What to expect?

Civana has the potential to be a steal of the draft, which would be a remarkable story for an immense talent with a devastating run of injuries. Kuhlmann tore her ACL in 2019, then had a meniscus repaired, in 2021 she had surgery on her right hip, and in early 2022 she had an operation on her left hip.

Before this horrid injury luck began, Kuhlmann was on her way to stardom alongside many of the Stanford teams she played on in 2017 and 2018, including Jordan Baggett and Andi Sullivan. Kuhlmann also had international success, becoming the first U.S. player to score a hat trick at the U17 Women’s World Cup.

Kuhlmann decided to go back home to Colorado for her final year of eligibility and play for the Buffaloes. She started 19 games, scored 12 goals and dished 6 assists.

Luckily for Kuhlmann and the Spirit, she’s heading to a club with a medical team helmed by one of the world’s best, Dawn Scott. As the Spirit’s newly hired Senior Director of Performance, Medical and Innovation, Scott has been given the resources to build a staff of professionals to deliver individualized physical, medical and mental supports.

“I’ve been through a lot physically, which led to more physical resilience, but more than anything, I’ve had to manage more than two 450 day injury comebacks, and that’s a lot of time sitting with yourself and sitting with your own thoughts,” Kuhlmann told 9NEWS shortly after moving back to Colorado. “I’ve learned that that’s the biggest difference between Civana before she went through three years of injury, and after — just how she learned to navigate the mental health.”

It’s difficult to know what to expect from Kuhlmann as a professional player. She undoubtedly possesses, and has displayed, an abundance of talent that would have made her a star already, but injuries are cruel and have already altered her trajectory. But if the Spirit can help Kuhlmann recover fully and keep the physical and mental trauma of long-term injury nothing more than a story of the past, they will have stolen first round talent with the 37th pick.

Given all she’s already been through, we can’t help but root for a dramatic storybook turnaround to the stardom she deserves.

Pick #40: Delaney Graham, Midfielder, Duke

How we got them

Apparently sparked by Graham still being available, the Spirit sprung into action and shoveled $25,000 in allocation money to Racing Louisville in exchange for the 40th pick.

What was said?

Mark Parsons
“We think we’re gonna be OK at developing players, and to get people that have the right mindset to take advantage of the environment we’re going to build is key. We see two of those staying as high players and then we see one actually being a number 8 and looking forward to talking more to that player about that position.”

What to expect?

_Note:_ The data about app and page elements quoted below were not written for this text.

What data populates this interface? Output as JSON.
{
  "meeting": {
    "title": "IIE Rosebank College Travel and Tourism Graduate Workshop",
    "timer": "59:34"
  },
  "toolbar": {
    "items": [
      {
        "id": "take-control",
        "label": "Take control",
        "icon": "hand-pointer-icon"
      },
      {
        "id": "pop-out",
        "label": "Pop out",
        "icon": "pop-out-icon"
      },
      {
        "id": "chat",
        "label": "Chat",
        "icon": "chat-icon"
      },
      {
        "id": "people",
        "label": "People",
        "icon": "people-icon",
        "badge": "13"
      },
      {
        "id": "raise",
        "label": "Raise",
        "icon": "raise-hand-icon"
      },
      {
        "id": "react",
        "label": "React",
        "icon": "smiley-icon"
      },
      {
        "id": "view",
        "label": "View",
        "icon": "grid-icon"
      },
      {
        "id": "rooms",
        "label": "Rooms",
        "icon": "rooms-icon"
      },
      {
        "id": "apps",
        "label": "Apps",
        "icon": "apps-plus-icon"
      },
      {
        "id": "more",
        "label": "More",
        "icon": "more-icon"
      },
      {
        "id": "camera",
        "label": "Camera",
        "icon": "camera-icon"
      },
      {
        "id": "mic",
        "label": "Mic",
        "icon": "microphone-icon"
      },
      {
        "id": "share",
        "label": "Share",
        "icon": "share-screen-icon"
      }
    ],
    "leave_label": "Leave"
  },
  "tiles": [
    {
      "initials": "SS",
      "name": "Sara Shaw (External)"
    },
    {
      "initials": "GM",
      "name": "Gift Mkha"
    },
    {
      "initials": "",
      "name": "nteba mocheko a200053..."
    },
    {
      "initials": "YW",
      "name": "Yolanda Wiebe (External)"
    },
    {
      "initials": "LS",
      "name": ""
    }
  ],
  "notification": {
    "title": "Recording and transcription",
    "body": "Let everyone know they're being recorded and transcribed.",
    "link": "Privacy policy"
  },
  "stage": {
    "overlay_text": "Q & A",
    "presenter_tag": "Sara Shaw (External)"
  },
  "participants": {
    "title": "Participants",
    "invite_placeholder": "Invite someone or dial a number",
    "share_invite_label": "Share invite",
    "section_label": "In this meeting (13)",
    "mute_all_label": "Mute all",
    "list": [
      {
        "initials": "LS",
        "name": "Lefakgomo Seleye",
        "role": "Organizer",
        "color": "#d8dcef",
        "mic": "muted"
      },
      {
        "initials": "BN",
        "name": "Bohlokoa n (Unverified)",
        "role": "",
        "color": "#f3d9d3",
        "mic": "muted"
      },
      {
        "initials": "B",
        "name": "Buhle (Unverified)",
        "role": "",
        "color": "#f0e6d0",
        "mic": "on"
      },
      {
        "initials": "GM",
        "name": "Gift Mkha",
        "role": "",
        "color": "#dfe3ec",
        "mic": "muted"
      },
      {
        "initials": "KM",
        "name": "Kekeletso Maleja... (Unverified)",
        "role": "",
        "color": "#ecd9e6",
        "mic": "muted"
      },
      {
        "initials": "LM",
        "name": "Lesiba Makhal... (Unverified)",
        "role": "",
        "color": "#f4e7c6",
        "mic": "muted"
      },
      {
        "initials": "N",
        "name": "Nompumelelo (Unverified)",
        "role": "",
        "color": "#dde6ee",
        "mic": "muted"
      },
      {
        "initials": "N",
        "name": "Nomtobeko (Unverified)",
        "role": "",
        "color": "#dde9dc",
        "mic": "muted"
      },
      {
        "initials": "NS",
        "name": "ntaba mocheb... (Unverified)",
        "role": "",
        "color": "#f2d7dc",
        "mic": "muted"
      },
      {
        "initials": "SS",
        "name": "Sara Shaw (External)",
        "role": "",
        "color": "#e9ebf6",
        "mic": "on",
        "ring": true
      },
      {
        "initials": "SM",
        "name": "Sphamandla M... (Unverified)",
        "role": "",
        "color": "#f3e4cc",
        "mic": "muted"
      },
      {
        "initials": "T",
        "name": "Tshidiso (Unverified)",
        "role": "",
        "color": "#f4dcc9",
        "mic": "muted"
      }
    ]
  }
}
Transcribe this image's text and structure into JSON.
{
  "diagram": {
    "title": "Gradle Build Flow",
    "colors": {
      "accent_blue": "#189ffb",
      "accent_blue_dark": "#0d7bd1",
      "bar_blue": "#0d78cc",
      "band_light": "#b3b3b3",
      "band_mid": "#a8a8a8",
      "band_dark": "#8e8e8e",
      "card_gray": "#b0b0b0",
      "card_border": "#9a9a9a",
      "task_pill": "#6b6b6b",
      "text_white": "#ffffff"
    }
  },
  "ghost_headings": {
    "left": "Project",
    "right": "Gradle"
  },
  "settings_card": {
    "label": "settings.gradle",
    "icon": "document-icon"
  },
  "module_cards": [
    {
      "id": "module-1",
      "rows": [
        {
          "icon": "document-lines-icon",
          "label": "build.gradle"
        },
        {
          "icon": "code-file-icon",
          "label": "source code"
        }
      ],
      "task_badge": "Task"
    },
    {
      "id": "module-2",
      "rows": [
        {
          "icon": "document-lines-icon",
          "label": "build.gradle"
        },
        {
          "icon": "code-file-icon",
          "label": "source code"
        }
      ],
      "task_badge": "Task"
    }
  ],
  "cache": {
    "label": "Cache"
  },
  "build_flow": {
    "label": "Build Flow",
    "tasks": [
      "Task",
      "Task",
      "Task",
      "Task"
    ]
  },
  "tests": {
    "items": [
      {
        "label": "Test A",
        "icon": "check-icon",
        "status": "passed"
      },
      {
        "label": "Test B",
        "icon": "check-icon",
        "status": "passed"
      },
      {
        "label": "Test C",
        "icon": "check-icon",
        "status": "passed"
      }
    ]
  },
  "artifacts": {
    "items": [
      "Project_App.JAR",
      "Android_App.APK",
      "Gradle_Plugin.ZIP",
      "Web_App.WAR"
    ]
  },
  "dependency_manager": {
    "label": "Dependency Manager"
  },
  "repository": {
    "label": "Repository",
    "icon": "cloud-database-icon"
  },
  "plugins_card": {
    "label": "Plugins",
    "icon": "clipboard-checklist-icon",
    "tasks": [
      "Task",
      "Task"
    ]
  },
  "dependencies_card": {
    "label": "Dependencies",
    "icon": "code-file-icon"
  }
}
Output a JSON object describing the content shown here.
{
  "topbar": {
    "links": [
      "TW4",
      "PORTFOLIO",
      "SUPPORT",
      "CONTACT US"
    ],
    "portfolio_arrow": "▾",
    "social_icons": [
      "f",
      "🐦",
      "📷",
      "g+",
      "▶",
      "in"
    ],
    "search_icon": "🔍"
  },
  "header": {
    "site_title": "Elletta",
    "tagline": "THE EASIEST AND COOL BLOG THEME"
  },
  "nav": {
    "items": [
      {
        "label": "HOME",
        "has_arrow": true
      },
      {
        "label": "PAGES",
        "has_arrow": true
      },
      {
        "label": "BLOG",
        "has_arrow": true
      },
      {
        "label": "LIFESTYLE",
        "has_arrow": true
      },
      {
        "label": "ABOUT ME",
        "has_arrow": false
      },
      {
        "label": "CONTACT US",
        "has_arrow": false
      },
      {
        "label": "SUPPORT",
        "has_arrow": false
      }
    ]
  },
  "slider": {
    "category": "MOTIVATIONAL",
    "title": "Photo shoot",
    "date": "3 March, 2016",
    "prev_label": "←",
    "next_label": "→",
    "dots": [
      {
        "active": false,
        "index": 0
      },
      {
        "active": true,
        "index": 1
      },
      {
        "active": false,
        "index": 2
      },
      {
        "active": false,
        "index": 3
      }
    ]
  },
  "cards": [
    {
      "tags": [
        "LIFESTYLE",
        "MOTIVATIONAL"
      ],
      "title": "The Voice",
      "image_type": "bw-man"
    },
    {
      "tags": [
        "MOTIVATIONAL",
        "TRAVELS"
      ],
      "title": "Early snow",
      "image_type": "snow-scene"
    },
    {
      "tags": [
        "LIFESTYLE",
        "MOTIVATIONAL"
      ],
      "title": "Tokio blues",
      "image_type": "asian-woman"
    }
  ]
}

Parsons threw a bit of a curveball with this answer since Delaney played in midfield and defense throughout her college career at Duke. But we still think the Richmond, VA-born Graham is the central midfielder he’s envisioning.

In her final season at Duke, Graham hit a career high seven assists. Graham also managed remarkable consistency throughout her five year college career, hitting the 20-games played mark every season except for one, and in total playing in 105 games, starting in 103 of them.

Also, Graham is a gifted singer, so if the Spirit are ever in a scramble to find someone to belt out the national anthem (which, please stop doing this before domestic competitions k thx), Graham is more than qualified. It’s also not everyday that a player drafted has their own EP available in the iTunes Store, so consider dropping $4.95 to cop Dandelion by Lady Blue to welcome Delaney to Washington, DC.